## INSTRUCTIONS FOR THE TASK
Using the listing below, output only the lines from the one that contains "What's the underlying" through the one that contains "Output a JSON", inclusive, exactly as given and without images.

## INFORMATION GIVEN
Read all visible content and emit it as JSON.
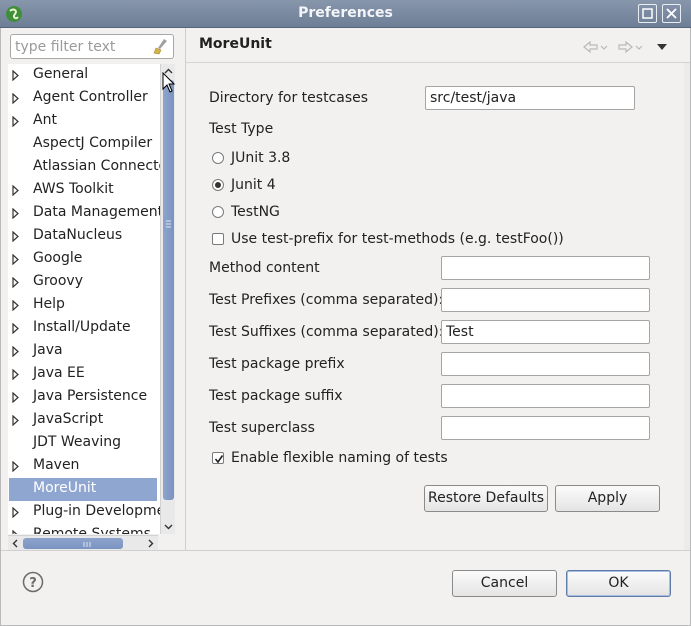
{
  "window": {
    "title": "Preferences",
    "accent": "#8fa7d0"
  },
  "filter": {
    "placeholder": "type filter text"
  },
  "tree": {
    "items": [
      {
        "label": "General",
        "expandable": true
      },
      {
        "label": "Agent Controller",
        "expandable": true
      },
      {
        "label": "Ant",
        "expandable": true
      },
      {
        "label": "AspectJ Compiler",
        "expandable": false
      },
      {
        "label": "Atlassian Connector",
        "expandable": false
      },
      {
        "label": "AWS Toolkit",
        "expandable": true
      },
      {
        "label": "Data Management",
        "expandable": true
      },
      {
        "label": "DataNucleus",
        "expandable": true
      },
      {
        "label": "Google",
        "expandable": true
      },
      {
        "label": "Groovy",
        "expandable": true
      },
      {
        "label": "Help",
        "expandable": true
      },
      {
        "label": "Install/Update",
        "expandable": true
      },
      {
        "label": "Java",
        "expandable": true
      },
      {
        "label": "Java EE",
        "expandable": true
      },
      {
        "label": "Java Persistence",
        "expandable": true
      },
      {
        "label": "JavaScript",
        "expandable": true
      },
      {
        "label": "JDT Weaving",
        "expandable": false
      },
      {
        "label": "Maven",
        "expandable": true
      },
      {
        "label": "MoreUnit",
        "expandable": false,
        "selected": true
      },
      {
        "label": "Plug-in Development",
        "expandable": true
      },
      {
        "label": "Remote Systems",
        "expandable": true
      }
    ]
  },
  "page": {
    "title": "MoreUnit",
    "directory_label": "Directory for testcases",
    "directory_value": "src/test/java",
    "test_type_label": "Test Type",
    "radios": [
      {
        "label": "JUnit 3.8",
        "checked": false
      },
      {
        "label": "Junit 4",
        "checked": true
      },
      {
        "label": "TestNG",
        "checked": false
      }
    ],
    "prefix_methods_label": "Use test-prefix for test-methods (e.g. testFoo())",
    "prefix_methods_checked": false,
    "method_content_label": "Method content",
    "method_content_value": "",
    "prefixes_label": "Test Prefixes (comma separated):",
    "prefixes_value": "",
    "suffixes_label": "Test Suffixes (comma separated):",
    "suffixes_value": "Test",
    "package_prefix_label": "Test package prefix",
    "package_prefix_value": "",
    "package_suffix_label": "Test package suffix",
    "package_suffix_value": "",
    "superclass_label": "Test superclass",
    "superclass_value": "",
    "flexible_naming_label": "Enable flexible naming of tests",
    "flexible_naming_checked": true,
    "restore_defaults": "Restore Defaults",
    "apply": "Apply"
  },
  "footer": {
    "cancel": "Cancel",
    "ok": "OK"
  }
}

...

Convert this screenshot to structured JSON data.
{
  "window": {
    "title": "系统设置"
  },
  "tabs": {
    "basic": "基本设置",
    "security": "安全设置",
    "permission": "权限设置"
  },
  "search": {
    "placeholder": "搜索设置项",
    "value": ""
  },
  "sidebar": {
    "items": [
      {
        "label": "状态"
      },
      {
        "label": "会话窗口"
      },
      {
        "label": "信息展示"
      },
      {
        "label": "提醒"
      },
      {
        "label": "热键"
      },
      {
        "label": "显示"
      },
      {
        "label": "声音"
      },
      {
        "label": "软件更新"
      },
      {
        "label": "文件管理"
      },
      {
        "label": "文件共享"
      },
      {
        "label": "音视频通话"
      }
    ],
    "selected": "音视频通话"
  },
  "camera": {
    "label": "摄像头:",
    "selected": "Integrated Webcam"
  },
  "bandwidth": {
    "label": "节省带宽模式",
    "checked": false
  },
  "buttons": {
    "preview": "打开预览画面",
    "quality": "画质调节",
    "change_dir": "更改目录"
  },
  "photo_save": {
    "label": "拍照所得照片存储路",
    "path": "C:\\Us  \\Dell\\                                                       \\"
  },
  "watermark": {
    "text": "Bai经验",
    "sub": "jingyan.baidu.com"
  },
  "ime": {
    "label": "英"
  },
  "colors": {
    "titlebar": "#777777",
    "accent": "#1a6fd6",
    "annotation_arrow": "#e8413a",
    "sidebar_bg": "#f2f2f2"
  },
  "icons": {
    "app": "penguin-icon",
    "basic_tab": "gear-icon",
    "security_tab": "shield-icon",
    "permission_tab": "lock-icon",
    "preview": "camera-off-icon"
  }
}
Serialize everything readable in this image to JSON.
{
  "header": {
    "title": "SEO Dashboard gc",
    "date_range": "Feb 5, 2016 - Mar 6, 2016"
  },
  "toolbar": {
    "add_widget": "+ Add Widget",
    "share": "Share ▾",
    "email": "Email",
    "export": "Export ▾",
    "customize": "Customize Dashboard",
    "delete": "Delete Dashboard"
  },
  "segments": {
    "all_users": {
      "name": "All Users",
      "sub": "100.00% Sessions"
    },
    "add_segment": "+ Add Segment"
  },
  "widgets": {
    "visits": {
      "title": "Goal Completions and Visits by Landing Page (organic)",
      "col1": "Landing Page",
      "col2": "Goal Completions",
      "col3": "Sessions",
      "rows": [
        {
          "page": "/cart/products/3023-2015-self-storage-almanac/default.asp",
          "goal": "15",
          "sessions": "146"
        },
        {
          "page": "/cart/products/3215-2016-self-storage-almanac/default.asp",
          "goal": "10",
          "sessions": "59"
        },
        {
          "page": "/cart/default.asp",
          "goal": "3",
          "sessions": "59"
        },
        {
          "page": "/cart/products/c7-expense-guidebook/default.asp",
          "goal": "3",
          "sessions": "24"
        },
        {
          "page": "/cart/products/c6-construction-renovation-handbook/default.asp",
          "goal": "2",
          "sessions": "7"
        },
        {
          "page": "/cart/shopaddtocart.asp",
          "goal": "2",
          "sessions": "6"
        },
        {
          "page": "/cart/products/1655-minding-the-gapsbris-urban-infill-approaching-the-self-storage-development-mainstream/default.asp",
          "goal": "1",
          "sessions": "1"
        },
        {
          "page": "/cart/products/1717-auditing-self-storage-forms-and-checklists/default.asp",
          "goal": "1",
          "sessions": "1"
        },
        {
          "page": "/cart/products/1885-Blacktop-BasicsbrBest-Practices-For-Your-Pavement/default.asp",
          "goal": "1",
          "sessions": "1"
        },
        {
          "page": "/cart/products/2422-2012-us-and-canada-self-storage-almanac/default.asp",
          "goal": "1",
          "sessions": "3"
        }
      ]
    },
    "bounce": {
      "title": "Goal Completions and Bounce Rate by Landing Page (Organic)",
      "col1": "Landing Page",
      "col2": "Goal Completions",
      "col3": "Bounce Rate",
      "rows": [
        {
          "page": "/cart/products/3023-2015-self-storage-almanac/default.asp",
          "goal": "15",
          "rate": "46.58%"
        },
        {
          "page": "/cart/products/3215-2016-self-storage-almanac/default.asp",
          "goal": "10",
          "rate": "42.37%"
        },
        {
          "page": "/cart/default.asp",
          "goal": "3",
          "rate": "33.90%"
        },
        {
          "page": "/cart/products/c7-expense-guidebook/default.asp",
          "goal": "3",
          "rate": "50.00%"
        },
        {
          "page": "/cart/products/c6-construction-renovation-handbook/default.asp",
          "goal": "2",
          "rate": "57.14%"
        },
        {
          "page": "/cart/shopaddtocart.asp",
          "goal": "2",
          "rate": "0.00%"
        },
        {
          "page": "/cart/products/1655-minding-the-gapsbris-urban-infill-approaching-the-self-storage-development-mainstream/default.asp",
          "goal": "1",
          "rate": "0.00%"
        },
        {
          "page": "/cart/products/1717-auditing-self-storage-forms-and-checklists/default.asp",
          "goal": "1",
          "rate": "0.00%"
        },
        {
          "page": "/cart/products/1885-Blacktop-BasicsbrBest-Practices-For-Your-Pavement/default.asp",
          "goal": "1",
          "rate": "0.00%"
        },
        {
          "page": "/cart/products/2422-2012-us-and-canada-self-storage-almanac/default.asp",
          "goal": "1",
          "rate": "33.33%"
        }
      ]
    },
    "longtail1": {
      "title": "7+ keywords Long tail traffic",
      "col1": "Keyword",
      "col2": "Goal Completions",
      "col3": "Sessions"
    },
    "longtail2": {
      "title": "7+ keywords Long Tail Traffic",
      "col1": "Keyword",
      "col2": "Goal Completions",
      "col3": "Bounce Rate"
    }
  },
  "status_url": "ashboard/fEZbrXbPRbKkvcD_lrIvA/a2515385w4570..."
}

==

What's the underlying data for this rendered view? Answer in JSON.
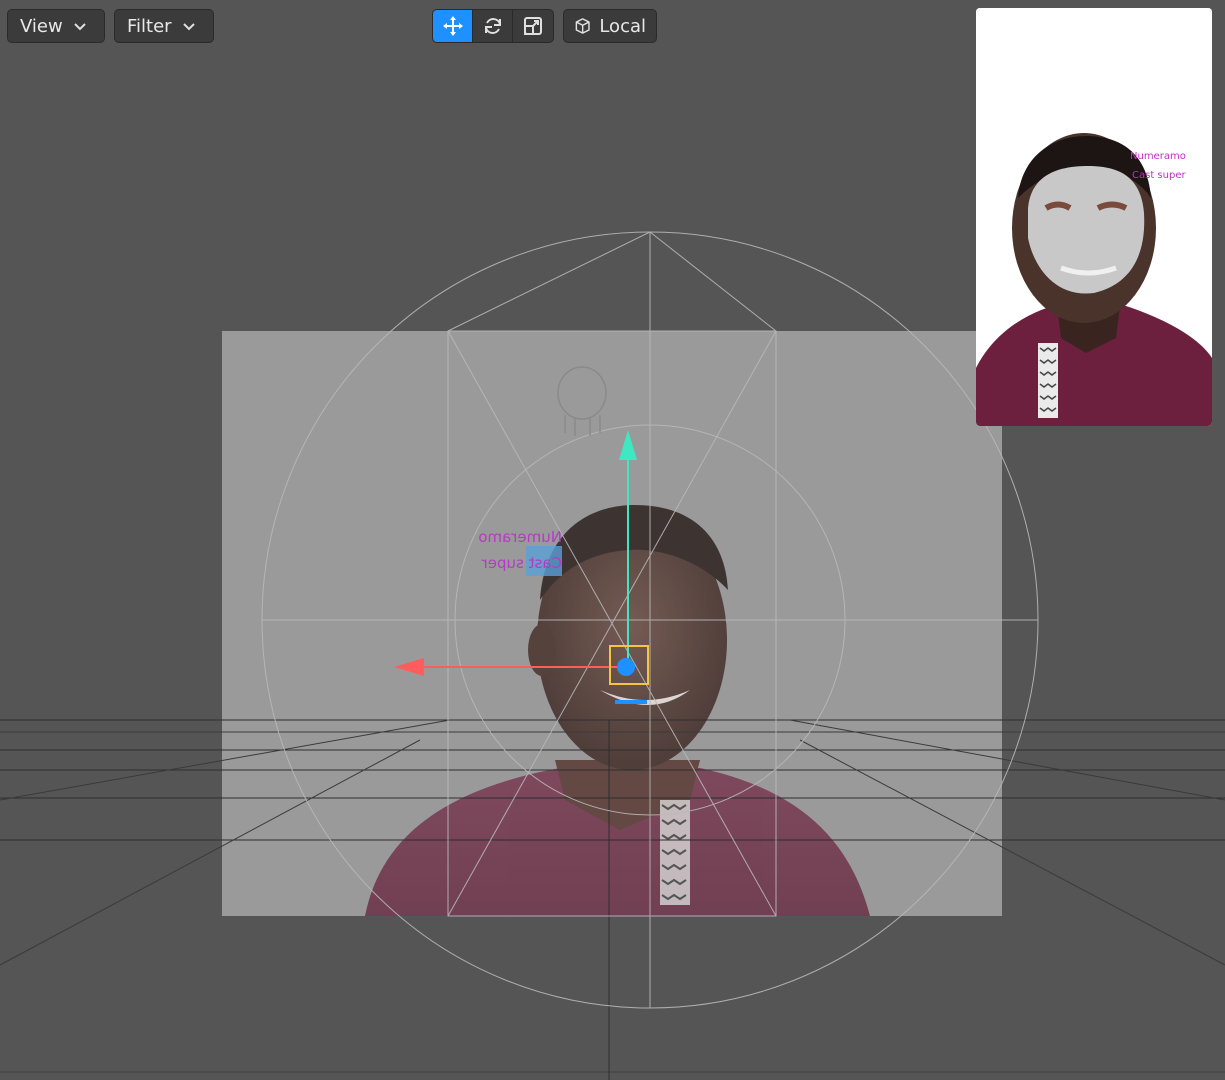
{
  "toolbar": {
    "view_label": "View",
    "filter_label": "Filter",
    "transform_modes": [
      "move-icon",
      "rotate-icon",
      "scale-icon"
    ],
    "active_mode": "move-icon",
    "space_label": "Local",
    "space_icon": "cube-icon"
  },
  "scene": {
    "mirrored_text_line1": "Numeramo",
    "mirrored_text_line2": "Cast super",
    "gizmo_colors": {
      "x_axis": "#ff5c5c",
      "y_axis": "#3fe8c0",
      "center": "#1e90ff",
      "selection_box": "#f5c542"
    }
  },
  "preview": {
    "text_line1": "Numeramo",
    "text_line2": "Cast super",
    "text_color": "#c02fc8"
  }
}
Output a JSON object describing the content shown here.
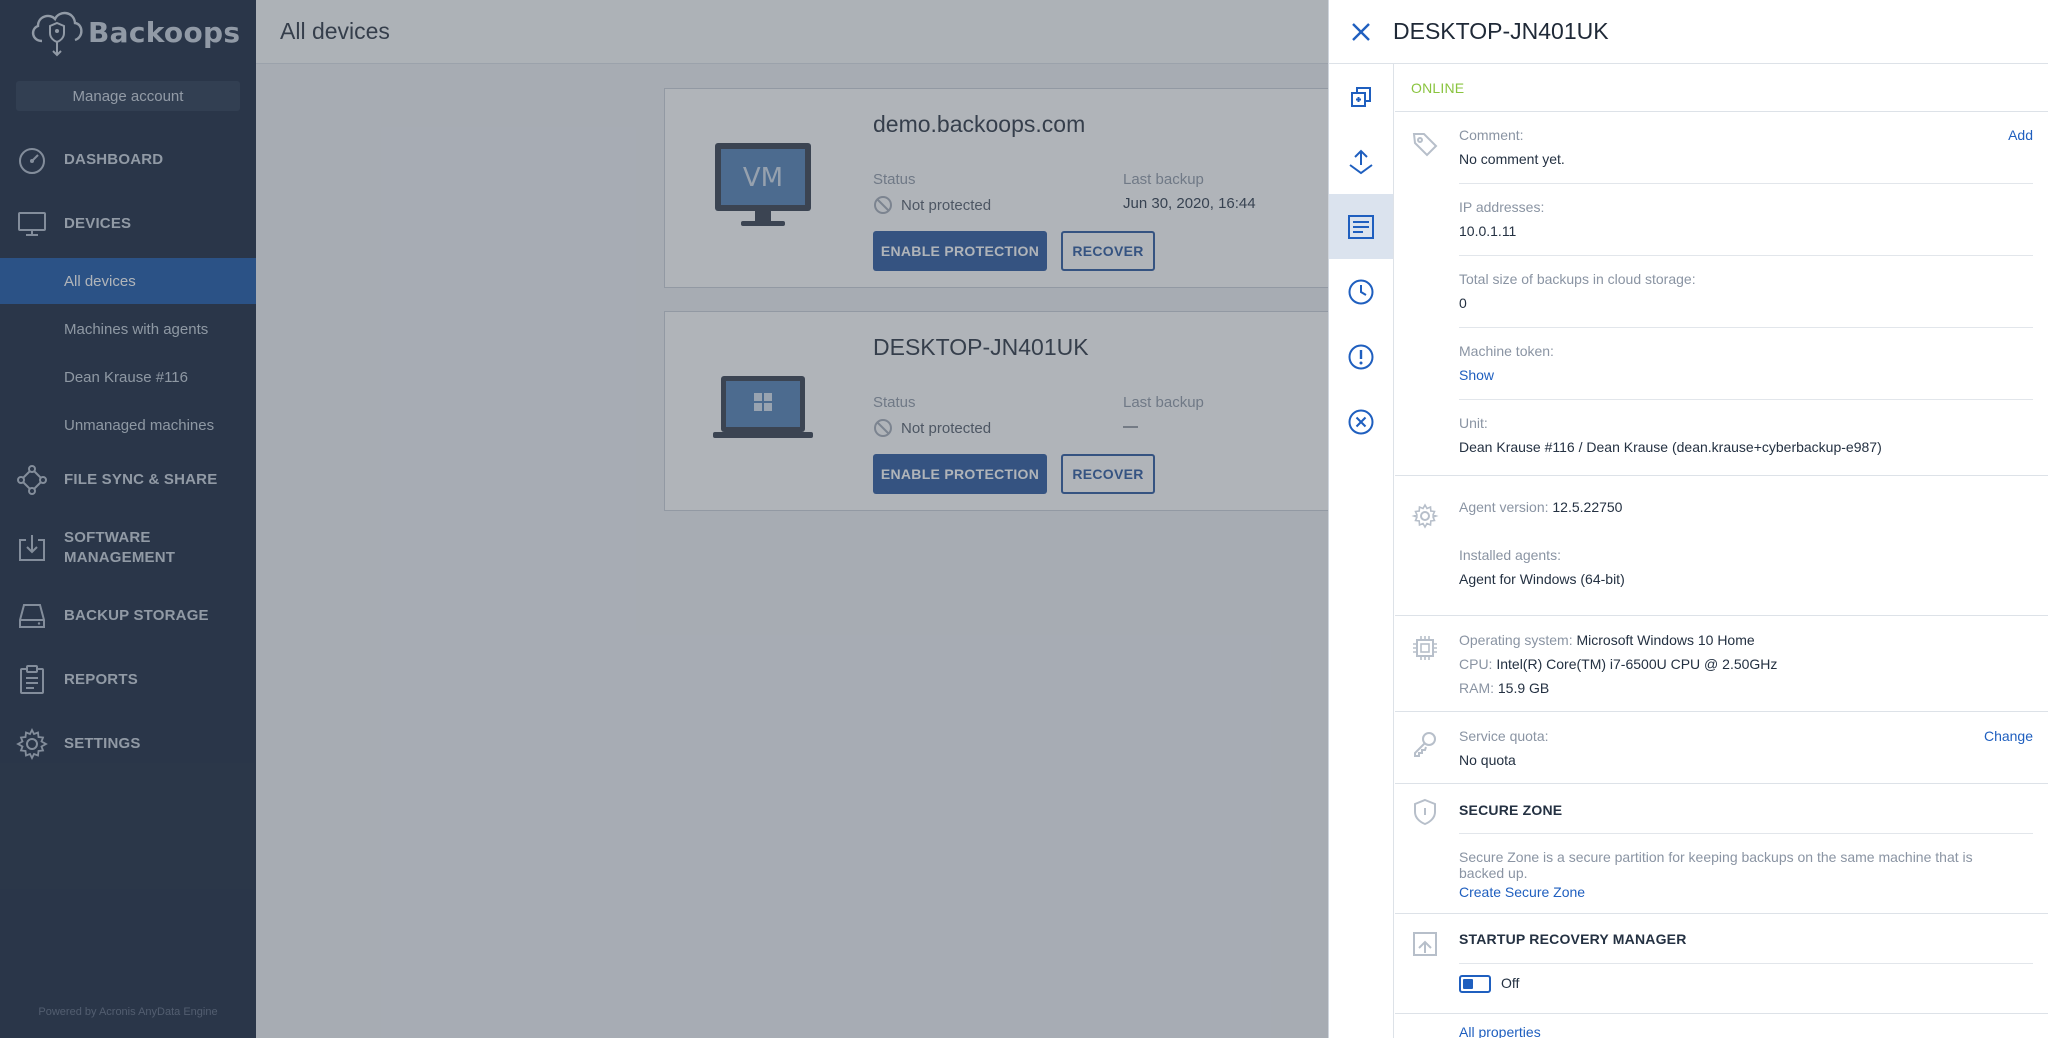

## REPLY
What's the underlying data for this rendered view? Answer in JSON.
{
  "toolbar": {
    "view_label": "View",
    "filter_label": "Filter",
    "transform_modes": [
      "move-icon",
      "rotate-icon",
      "scale-icon"
    ],
    "active_mode": "move-icon",
    "space_label": "Local",
    "space_icon": "cube-icon"
  },
  "scene": {
    "mirrored_text_line1": "Numeramo",
    "mirrored_text_line2": "Cast super",
    "gizmo_colors": {
      "x_axis": "#ff5c5c",
      "y_axis": "#3fe8c0",
      "center": "#1e90ff",
      "selection_box": "#f5c542"
    }
  },
  "preview": {
    "text_line1": "Numeramo",
    "text_line2": "Cast super",
    "text_color": "#c02fc8"
  }
}
Output a JSON object describing the content shown here.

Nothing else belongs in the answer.